The bank’s decision comes a week after the US Federal Reserve said it would end its own asset purchases in March and was likely to raise interest rates for the first time in more than three years.
Monetary policymakers around the world are trying to contain inflation fuelled by rising energy prices and supply shortages as the global economy recovers from the COVID-19 pandemic.
In contrast, the European Central Bank does not plan to raise rates until 2023 despite record inflation, blaming it on temporary factors.
But it has decided the economic recovery is strong enough for it to start carefully dialling back some of its stimulus efforts over the next year.
It also meets on Thursday.
Investors expect the Bank of England to raise its key rate three times this year, pushing the rate to 1.0 per cent by August.
The bank adjusts interest rates as it tries to keep the inflation rate below 2.0 per cent while also promoting economic growth.
Higher interest rates increase how much borrowers pay on everything from home mortgages to credit card purchases, reducing spending and slowing price increases.
Lower rates tend to encourage spending and increase economic growth.
The Bank of England began buying UK government bonds and corporate bonds held by financial institutions in 2009 to pump money into the economy during the global financial crisis.
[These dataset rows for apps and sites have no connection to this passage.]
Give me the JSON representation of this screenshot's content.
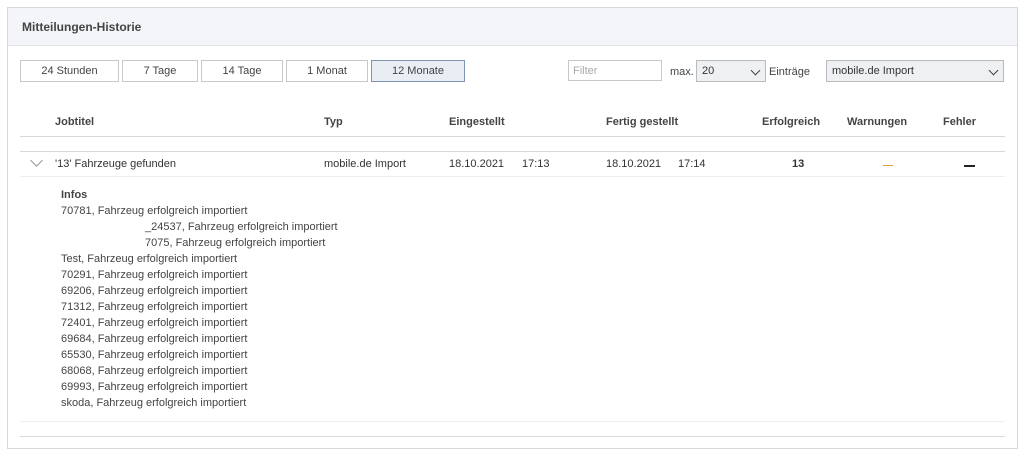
{
  "panel": {
    "title": "Mitteilungen-Historie"
  },
  "ranges": [
    {
      "label": "24 Stunden",
      "active": false
    },
    {
      "label": "7 Tage",
      "active": false
    },
    {
      "label": "14 Tage",
      "active": false
    },
    {
      "label": "1 Monat",
      "active": false
    },
    {
      "label": "12 Monate",
      "active": true
    }
  ],
  "filter": {
    "placeholder": "Filter",
    "value": ""
  },
  "max": {
    "label": "max.",
    "value": "20",
    "suffix": "Einträge"
  },
  "source": {
    "value": "mobile.de Import"
  },
  "table": {
    "headers": {
      "jobtitel": "Jobtitel",
      "typ": "Typ",
      "eingestellt": "Eingestellt",
      "fertig": "Fertig gestellt",
      "erfolgreich": "Erfolgreich",
      "warnungen": "Warnungen",
      "fehler": "Fehler"
    },
    "row": {
      "jobtitel": "'13' Fahrzeuge gefunden",
      "typ": "mobile.de Import",
      "eingestellt_date": "18.10.2021",
      "eingestellt_time": "17:13",
      "fertig_date": "18.10.2021",
      "fertig_time": "17:14",
      "erfolgreich": "13"
    },
    "details": {
      "title": "Infos",
      "lines": [
        {
          "text": "70781, Fahrzeug erfolgreich importiert",
          "indent": false
        },
        {
          "text": "_24537, Fahrzeug erfolgreich importiert",
          "indent": true
        },
        {
          "text": "7075, Fahrzeug erfolgreich importiert",
          "indent": true
        },
        {
          "text": "Test, Fahrzeug erfolgreich importiert",
          "indent": false
        },
        {
          "text": "70291, Fahrzeug erfolgreich importiert",
          "indent": false
        },
        {
          "text": "69206, Fahrzeug erfolgreich importiert",
          "indent": false
        },
        {
          "text": "71312, Fahrzeug erfolgreich importiert",
          "indent": false
        },
        {
          "text": "72401, Fahrzeug erfolgreich importiert",
          "indent": false
        },
        {
          "text": "69684, Fahrzeug erfolgreich importiert",
          "indent": false
        },
        {
          "text": "65530, Fahrzeug erfolgreich importiert",
          "indent": false
        },
        {
          "text": "68068, Fahrzeug erfolgreich importiert",
          "indent": false
        },
        {
          "text": "69993, Fahrzeug erfolgreich importiert",
          "indent": false
        },
        {
          "text": "skoda, Fahrzeug erfolgreich importiert",
          "indent": false
        }
      ]
    }
  },
  "colors": {
    "warning": "#e0a040",
    "error": "#222222",
    "active_border": "#7f94b0"
  }
}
Policymakers were forced to turn to asset purchases after they had slashed interest rates to 0.5 per cent, limiting their ability to use interest rates to stimulate economic growth.
with reporting from PA